DATA TO EXAMINE —

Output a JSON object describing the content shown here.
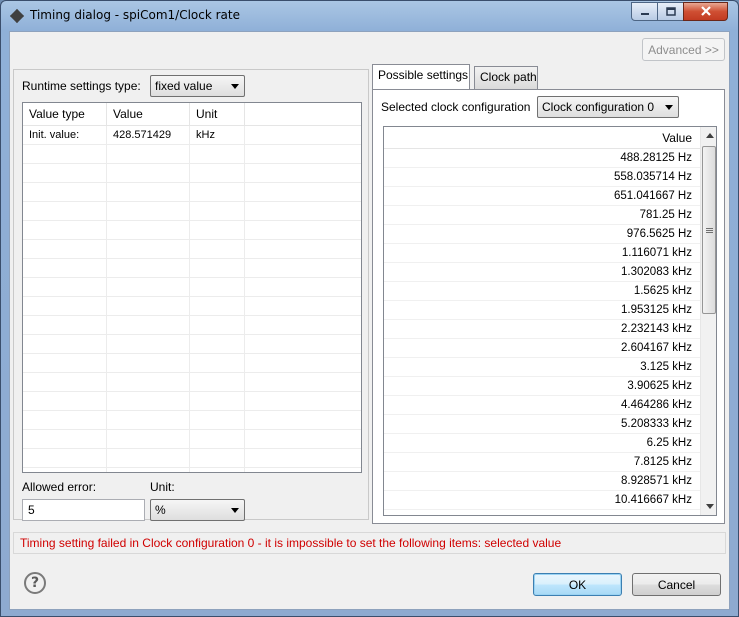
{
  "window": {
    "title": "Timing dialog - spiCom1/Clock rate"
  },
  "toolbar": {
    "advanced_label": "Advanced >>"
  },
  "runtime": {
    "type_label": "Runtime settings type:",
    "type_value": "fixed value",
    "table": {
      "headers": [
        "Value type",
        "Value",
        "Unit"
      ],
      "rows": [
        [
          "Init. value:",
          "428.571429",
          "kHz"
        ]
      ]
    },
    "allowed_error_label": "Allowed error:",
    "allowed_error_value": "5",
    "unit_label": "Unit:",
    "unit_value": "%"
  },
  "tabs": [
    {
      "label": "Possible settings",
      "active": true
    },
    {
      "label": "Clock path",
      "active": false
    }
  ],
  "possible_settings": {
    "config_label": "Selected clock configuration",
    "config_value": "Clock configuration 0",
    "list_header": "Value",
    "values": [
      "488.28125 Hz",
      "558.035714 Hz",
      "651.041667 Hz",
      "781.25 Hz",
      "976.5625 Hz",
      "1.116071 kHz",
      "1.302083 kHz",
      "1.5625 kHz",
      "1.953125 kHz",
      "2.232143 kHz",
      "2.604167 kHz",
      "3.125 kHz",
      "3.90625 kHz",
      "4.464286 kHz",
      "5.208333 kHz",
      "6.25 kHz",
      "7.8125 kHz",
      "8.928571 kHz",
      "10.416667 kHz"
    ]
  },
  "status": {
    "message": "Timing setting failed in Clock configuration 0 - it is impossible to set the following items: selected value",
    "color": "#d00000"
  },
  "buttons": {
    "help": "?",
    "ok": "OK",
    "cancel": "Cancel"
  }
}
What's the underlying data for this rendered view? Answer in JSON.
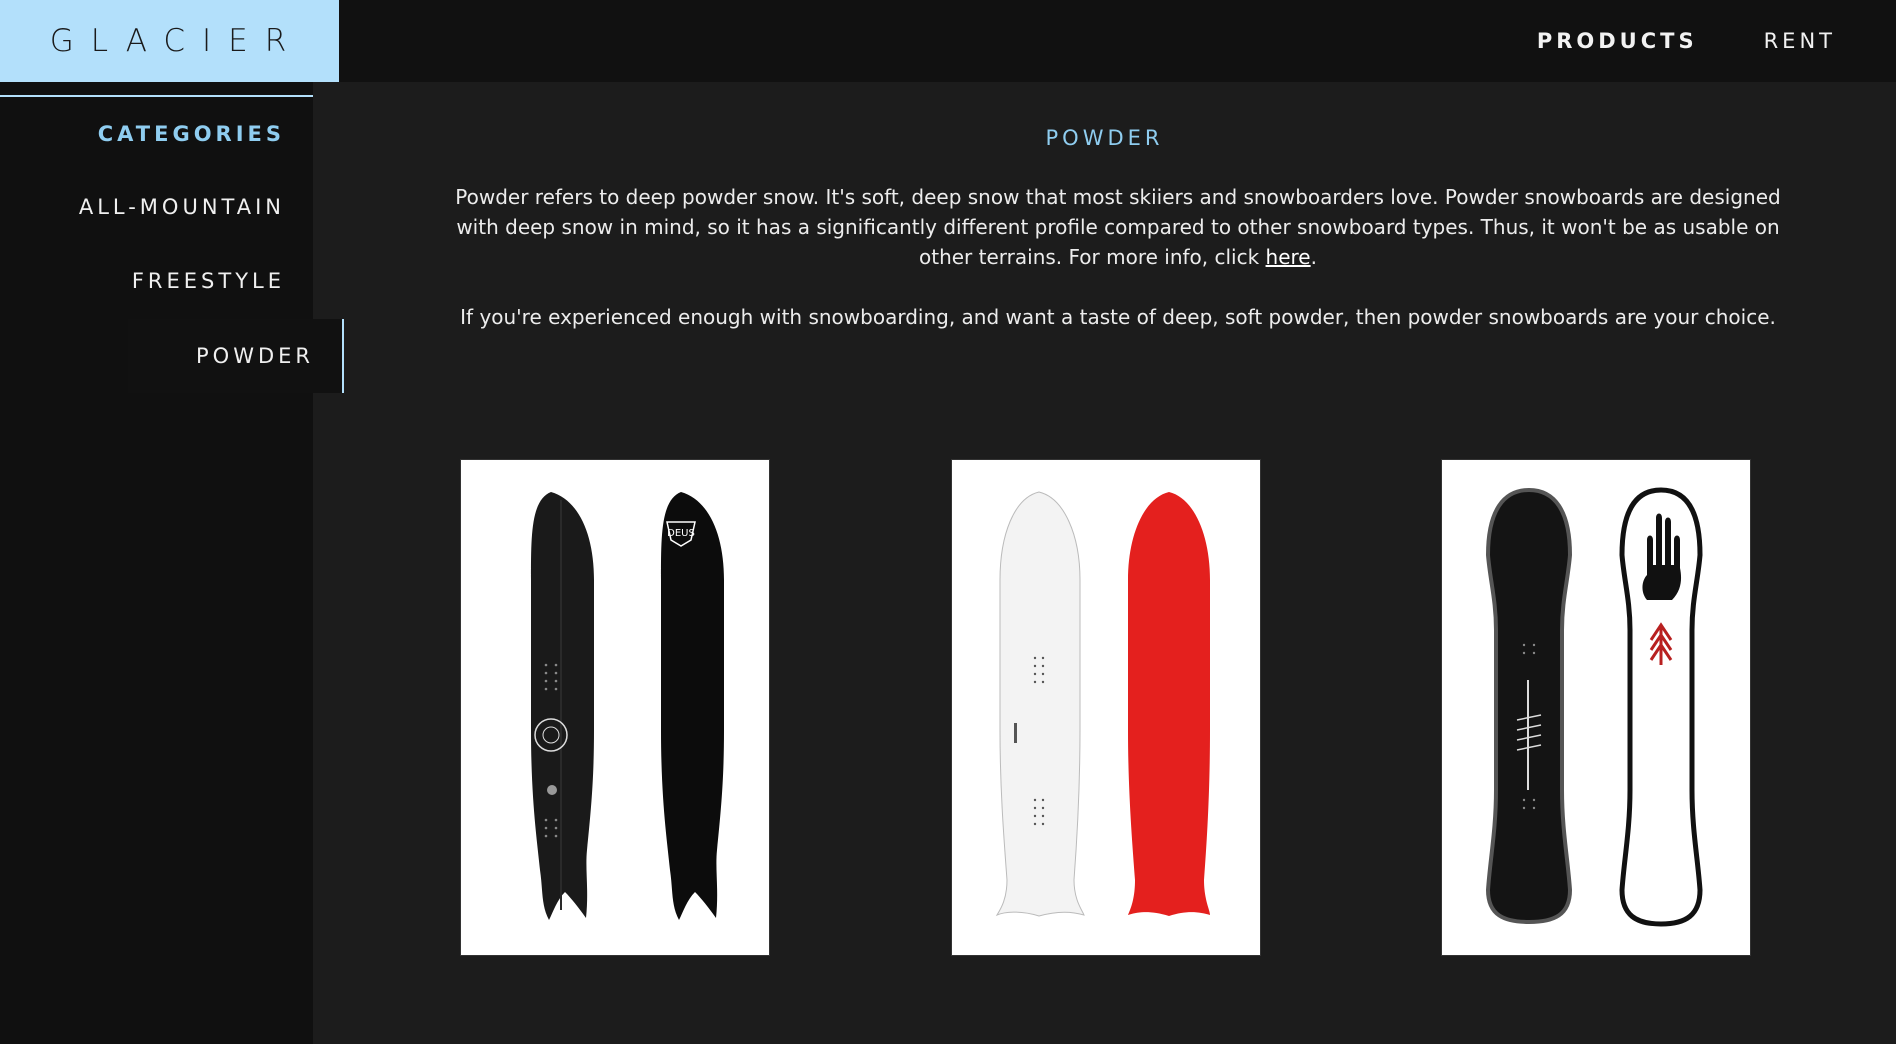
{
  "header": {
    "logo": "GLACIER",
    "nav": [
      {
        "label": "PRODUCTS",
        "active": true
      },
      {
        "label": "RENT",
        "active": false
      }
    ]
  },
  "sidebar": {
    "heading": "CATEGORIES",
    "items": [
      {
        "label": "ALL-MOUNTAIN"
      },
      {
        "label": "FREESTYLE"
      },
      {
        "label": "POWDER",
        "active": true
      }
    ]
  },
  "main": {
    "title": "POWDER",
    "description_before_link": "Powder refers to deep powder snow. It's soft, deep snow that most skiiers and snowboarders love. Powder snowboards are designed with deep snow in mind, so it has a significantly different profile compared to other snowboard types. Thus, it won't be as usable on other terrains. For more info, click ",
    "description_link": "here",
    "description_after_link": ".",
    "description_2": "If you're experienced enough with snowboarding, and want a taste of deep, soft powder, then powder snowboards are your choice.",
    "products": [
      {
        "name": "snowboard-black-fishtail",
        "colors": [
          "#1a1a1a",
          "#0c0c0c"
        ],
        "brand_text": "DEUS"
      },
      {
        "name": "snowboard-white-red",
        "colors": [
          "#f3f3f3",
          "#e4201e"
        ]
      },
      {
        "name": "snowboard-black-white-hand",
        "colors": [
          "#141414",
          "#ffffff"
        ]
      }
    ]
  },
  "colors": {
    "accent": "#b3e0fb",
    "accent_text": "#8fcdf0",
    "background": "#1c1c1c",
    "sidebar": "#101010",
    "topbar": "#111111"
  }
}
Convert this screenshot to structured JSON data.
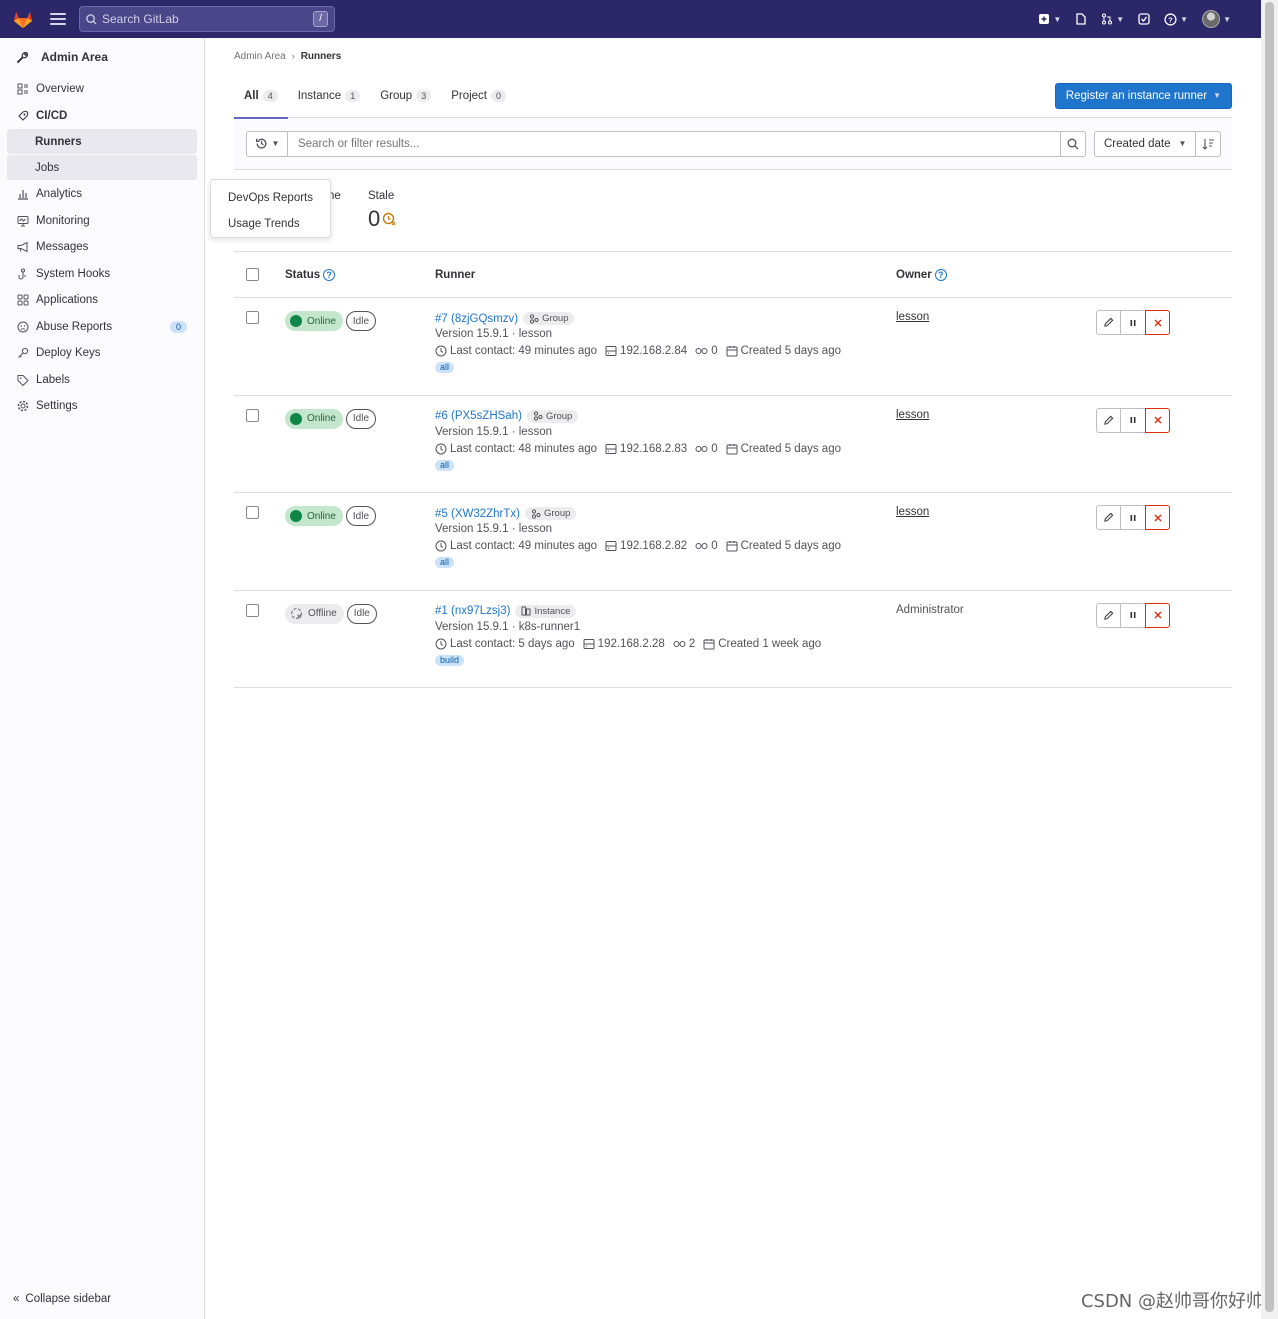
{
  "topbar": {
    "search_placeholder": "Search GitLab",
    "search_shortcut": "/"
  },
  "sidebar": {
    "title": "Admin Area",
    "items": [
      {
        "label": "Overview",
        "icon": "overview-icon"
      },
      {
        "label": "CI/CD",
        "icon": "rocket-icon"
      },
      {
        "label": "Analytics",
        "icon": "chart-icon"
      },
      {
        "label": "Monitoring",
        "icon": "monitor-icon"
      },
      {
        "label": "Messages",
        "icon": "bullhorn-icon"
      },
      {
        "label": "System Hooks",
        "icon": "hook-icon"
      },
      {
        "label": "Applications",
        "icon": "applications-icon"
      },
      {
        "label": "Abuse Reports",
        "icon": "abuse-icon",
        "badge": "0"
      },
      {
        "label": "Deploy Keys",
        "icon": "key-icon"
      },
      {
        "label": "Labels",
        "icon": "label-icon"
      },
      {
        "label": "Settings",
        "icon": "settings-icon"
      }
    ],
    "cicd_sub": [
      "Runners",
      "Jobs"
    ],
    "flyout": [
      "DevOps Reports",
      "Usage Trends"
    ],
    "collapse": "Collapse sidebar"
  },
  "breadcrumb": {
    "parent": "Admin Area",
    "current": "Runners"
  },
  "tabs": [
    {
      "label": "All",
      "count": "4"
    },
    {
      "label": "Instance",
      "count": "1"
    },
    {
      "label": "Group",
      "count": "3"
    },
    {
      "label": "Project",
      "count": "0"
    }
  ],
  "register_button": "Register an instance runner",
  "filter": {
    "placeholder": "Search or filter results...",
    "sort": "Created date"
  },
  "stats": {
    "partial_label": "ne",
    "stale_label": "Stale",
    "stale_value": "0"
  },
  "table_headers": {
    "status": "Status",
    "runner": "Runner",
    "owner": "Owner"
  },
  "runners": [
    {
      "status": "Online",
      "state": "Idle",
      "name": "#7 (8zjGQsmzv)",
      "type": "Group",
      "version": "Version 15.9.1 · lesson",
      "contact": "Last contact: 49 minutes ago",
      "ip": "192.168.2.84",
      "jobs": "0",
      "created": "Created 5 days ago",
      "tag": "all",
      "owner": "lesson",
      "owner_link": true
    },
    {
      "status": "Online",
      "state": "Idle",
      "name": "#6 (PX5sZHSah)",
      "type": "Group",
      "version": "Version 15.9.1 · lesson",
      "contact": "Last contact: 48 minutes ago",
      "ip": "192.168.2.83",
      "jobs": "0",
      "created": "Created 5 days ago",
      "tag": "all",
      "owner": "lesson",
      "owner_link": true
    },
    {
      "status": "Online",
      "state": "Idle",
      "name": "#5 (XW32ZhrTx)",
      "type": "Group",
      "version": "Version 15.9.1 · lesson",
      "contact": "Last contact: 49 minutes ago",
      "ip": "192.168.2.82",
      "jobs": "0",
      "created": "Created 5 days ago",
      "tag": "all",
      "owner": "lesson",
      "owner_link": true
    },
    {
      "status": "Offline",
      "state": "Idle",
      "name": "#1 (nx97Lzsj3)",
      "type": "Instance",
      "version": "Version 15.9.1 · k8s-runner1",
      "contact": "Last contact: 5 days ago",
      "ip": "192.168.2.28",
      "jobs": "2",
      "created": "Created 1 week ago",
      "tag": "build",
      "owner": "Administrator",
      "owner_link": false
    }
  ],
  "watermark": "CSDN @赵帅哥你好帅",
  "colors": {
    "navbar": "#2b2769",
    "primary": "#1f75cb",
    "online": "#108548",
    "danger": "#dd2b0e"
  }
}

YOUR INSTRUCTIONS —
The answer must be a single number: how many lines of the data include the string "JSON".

RESPONSE AREA —
3